Clean Diet

Freshly Pressed

Cookbooks, apps, eating crazes and more, this is the trend report.


Healthy, Lean & Fit: Mouth-Watering Recipes to Fuel You for Life

“This is not a diet book telling you what (and what not) to eat, nor is it full of faddy ideas about eating cabbage soup or living off grapefruits or eating like a caveman,” Gordon Ramsay proclaims at the beginning of Healthy, Lean & Fit: Mouth-Watering Recipes to Fuel You for Life. Indeed, with 108 recipes – from breakfast to supper and everything in between to sustain every healthy eater no matter where they might be – Gordon’s book is broken down into three categories: “Healthy,” with maintenance recipes that are lower in fat, sugar and sodium and designed to keep blood sugar levels stable; “Lean,” which keeps breakfasts, lunches, dinners and snacks in the optimum calorie range for weight loss; and “Fit,” highlighting active-lifestyle recipes with balanced macronutrients to fuel training and endurance sports. $32, Grand Central Life & Style

Cooking with Scraps: Turn Your Peels, Cores, Rinds, Stems, and Other Odds and Ends into Delicious Meals


At the beginning of Cooking with Scraps: Turn Your Peels, Cores, Rinds, Stems, and Other Odds and Ends into Delicious Meals, author Lindsay-Jean Hard introduces us to the Japanese word mottainai, meaning regret regarding wastefulness.
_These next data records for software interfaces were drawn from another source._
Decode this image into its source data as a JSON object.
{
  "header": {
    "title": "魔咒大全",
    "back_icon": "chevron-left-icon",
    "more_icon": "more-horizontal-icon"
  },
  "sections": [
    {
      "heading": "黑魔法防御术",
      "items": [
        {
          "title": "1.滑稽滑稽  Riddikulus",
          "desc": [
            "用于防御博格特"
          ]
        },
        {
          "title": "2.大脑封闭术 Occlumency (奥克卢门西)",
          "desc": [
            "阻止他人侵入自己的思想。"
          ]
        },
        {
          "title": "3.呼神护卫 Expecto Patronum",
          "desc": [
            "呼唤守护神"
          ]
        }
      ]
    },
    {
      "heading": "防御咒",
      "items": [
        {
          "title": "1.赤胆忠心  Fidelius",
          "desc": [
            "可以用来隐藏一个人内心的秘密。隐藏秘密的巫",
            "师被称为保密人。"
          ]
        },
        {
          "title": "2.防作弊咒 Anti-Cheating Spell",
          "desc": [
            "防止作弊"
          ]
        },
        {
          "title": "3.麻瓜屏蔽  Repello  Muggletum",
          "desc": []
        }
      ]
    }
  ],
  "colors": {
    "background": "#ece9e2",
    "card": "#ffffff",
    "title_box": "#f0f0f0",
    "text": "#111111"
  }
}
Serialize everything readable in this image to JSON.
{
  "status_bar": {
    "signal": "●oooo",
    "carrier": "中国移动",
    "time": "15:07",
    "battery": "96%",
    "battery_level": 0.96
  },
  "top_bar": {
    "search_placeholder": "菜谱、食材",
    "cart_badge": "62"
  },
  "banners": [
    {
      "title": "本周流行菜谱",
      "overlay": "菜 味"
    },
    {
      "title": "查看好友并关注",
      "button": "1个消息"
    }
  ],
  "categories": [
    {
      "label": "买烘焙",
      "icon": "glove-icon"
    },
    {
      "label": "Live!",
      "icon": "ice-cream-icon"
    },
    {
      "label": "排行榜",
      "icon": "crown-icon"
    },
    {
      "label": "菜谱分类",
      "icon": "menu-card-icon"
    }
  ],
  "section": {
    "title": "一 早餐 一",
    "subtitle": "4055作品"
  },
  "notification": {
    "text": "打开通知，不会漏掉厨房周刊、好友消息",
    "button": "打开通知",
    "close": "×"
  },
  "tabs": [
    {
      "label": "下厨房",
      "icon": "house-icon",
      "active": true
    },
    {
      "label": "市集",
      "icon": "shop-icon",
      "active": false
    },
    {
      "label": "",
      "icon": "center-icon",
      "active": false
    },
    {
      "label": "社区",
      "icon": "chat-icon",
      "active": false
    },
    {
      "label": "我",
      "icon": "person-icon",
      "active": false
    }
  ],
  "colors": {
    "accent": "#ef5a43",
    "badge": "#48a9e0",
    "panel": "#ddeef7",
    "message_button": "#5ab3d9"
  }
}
This word perfectly characterizes the cookbook’s ethos, inherent in its 80 recipes meant to change your view of unused or underutilized parts of ingredients. Instead of cooking with scraps as an afterthought, Lindsay encourages the reader to see the neglected bits as a whole other ingredient to use in the pantry. $20, Workman


Think Dirty App

Some combination of moisturizer, deodorant, hair gel, toothpaste, shampoo, perfume, nail polish and lipstick is likely a part of your morning routine. But your grooming go-tos could be hiding a host of parabens, phthalates and “natural” scents and colors that go on (and therefore in) your body and the environment. Think Dirty, a free app designed for cosmetics and personal-care items, identifies potential risks in these products based on carcinogenicity, developmental and reproductive toxicity, allergenicity and immunotoxicity. Using your smartphone’s camera, the app scans product barcodes and rates them based on publicly available data released by nonprofit and governmental agencies in North America.


Good Culture Cottage Cheese

If cottage cheese reminds you of the heyday 70s fad dieting, you could be in a shrinking minority. The seemingly simple dairy is getting an upgrade with brands like Good Culture adding probiotics and chia seeds, while others like Muuna and Dean Foods experiment by boosting the often-decried plain flavor with mix-in fruits, chiles, spices and nuts. With twice the protein of many plain yogurts and new brands favoring full-fat options, we’re ready to convert to team cottage cheese.